John the son of Zebedee
A few months ago I was given the opportunity to ask a question via the internet to Richard Buackham author of the excellent ‘ Jesus and The Eyewitnesses’. I have already expressed my appreciation for this book on here previously. However the one fall back in my view is that whilst Richard argues that the Fourth Gospel is indeed eyewitness testimony but the author is not John the son of Zebedee. My question related to this ‘why are you so sure the beloved disciple is not John the son of Zebedee?
Richard was gracious in his answer and responded with the following:-
The Biblical Response
The fourth gospel mainly takes place in Jerusalem while the synoptic gospels mainly take place in Galilee.
It features the voices of people who never speak or don’t appear in the synoptic gospels.
It seems to be written by a Jerusalem disciple and not one of the 12.
John is always with his brother James in the Gospels so it is surprising to find no mention of him by name in the Fourth Gospel.
The historical argument-
He goes on to argue that the witness from the early church seems quite strong because they all point to the Apostle John as the author. However Bauckham rightly argues that the name John was very common in the C1st and he has no doubt the author was called John just note the Apostle John. He believes the early church is speaking with one voice though as they are all following Polycarp who point out that the author was John of Ephesus. However if we take Papias’ comments seriously John of Ephesus was the elder John rather than John the Apostle. He points out, (although admitting it is rather a late tradition) that John was supposedly martyred quite early on. He points out that John disappears after the council in Jerusalem in the book of Acts.

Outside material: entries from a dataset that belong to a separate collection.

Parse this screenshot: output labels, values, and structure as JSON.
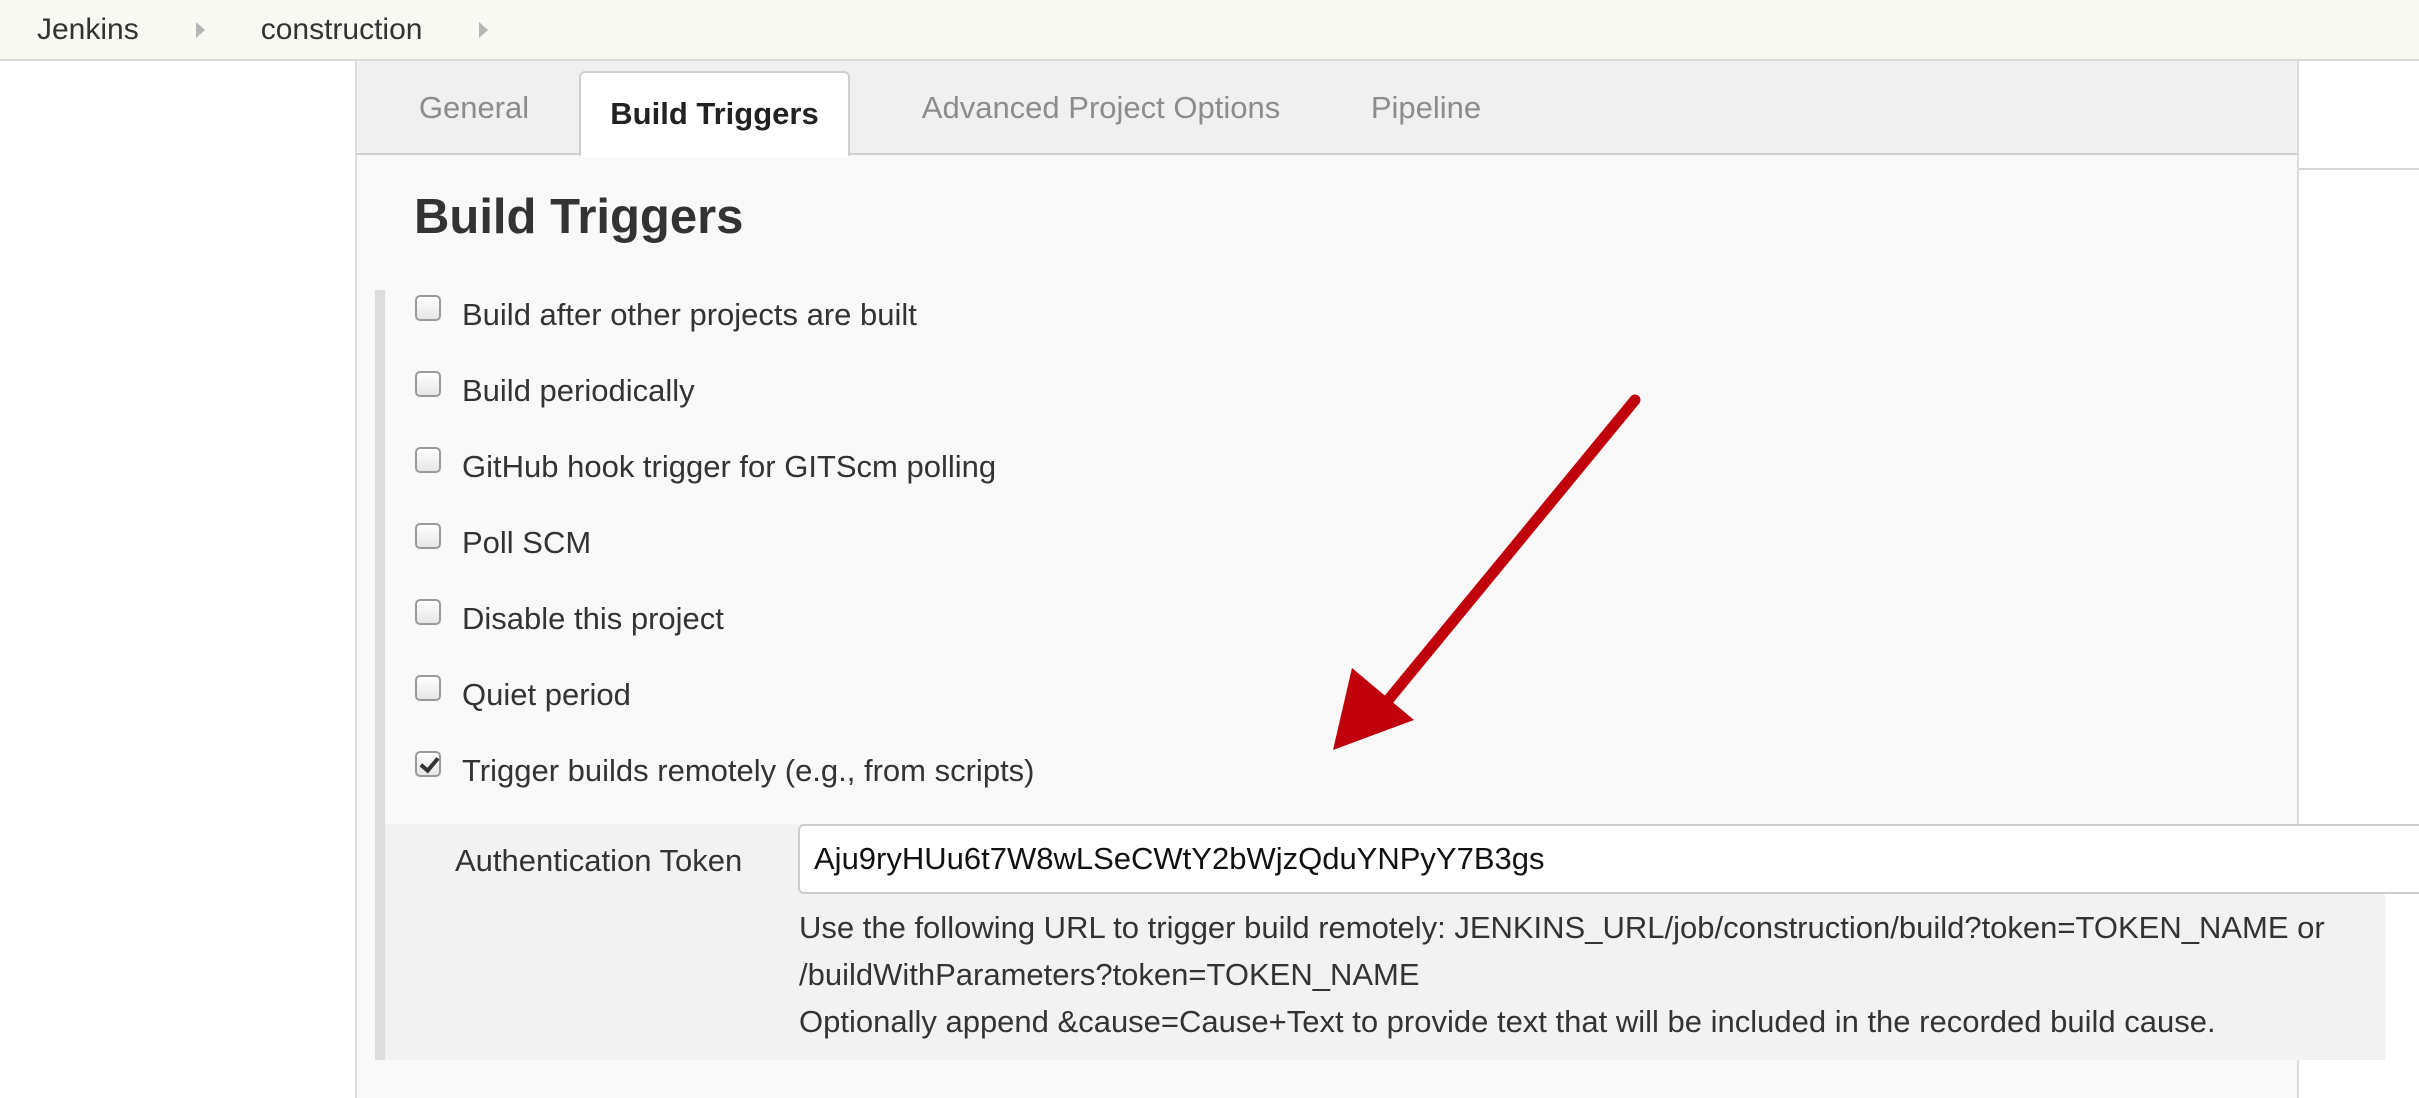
{
  "breadcrumb": {
    "items": [
      "Jenkins",
      "construction"
    ]
  },
  "tabs": [
    {
      "label": "General",
      "active": false
    },
    {
      "label": "Build Triggers",
      "active": true
    },
    {
      "label": "Advanced Project Options",
      "active": false
    },
    {
      "label": "Pipeline",
      "active": false
    }
  ],
  "section": {
    "title": "Build Triggers"
  },
  "options": [
    {
      "label": "Build after other projects are built",
      "checked": false
    },
    {
      "label": "Build periodically",
      "checked": false
    },
    {
      "label": "GitHub hook trigger for GITScm polling",
      "checked": false
    },
    {
      "label": "Poll SCM",
      "checked": false
    },
    {
      "label": "Disable this project",
      "checked": false
    },
    {
      "label": "Quiet period",
      "checked": false
    },
    {
      "label": "Trigger builds remotely (e.g., from scripts)",
      "checked": true
    }
  ],
  "token": {
    "label": "Authentication Token",
    "value": "Aju9ryHUu6t7W8wLSeCWtY2bWjzQduYNPyY7B3gs",
    "help_line1": "Use the following URL to trigger build remotely: JENKINS_URL/job/construction/build?token=TOKEN_NAME or",
    "help_line2": "/buildWithParameters?token=TOKEN_NAME",
    "help_line3": "Optionally append &cause=Cause+Text to provide text that will be included in the recorded build cause."
  },
  "colors": {
    "annotation_arrow": "#c0000a",
    "breadcrumb_bg": "#f7f9f2"
  }
}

It’s widely accepted that John knew of and was familiar with the synoptic gospels and wanted to supplement their account. So it featuring different events and different people isn’t a deal breaker.
The fourth gospel doesn't mention James by name, neither does it mention John’s relative Mary the mother of Jesus by name. This is important as it points out two things, John assumes a general knowledge of the information in the synoptic accounts. Secondly John is consistent in not naming his relatives.
John begins his narrative with the ministry of John the Baptist just like the other Gospels, and indeed we find that there is an unnamed disciple of the Baptist that follows Jesus. It isn’t much of a stretch to see this disciple as the unnamed beloved disciple at the end who Peter points out. In deed in Acts John is coupled not with James his brother but Peter which fits so well with the fourth gospel. As someone pointed out, the beloved disciple is repeatedly found in the place we would expect to see the Apostle John. Admittedly the fourth gospel does have more trips to Jerusalem but the fourth gospel like the other three concentrates most of its information on the passion week, filling out the details of the that week. Yet the first two signs take place in Cana and this according to the synoptics is the home of John.
Whilst the voices are different we are not told anywhere that other disciples than the 12 were at the last supper and every voice that does speak at the supper is one of the 12.
The historical response.
Buackham rightly affirms that the writer of the 4th Gospel is clearly the Beloved Disciple, he also holds in high regard the names attached to the Gospels by the early church. Which is why he rejects out of hand the idea that Lazarus whom Jesus loved isn't the beloved disciple. The author he is looking for is John as this tradition goes back. Now like many scholars he takes Papias statement of the multiple John's mentioned in Papias list, the Apostle John and the Elder John. Yet the early church were so sure that the son of Zebedee wrote the 4th Gospel that they included it in the cannon as it carried Apostolic authority. This is what is most surprising, Buackham moves scholarship on as he rightly moves away from the community development hypothesis for the gospels but stays in the same place with an evangelical scholarship impacted by liberal scholarship since the C19th. No-one before the C19th argued for John the elder, a whole mythology has now developed around him.